(DATA EXCERPTS Opens)

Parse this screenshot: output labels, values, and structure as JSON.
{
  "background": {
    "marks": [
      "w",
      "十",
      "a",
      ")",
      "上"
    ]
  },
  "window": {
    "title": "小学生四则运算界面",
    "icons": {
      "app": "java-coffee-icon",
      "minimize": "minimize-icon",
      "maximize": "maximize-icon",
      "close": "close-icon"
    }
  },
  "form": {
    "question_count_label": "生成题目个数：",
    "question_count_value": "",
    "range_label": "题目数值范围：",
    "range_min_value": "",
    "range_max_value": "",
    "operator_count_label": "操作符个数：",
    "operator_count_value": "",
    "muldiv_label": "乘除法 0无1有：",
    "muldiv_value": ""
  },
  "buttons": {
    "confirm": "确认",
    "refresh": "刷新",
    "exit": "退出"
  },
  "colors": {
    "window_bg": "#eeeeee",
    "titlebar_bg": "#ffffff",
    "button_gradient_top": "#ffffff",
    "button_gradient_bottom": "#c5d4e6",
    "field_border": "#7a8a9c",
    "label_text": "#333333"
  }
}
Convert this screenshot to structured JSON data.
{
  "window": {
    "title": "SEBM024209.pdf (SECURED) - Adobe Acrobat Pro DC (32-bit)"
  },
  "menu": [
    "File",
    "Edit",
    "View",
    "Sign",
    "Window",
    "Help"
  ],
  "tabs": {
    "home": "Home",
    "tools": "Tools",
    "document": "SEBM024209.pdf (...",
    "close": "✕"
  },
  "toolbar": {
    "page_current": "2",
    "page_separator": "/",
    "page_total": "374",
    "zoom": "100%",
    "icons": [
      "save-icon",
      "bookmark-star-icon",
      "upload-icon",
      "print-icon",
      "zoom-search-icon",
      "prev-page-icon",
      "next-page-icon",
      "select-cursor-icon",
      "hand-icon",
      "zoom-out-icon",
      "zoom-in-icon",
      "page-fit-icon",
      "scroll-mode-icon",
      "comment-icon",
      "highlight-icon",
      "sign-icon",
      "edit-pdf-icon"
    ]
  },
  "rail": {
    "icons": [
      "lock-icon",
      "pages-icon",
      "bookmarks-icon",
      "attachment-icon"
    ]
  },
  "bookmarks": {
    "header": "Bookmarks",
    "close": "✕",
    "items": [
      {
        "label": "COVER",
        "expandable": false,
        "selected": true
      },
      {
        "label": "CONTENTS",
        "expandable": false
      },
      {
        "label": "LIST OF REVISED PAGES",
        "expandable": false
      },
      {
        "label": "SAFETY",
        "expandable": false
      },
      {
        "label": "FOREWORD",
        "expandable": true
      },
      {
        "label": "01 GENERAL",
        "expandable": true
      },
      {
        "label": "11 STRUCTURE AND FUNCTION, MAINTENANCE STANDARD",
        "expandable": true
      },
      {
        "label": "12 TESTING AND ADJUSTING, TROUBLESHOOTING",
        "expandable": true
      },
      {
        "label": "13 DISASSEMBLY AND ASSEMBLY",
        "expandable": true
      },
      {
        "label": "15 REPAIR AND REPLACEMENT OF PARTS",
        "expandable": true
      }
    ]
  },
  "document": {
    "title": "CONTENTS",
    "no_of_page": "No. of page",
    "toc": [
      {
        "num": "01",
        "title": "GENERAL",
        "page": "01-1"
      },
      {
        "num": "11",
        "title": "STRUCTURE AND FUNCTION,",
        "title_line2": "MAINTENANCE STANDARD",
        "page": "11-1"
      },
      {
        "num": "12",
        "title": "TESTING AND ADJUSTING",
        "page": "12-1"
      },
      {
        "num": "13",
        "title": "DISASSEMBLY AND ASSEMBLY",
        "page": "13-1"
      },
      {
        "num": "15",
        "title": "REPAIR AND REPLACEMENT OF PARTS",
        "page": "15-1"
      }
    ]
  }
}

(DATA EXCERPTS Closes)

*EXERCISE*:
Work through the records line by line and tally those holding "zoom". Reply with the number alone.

*RESULT FOR THIS EXERCISE*:
4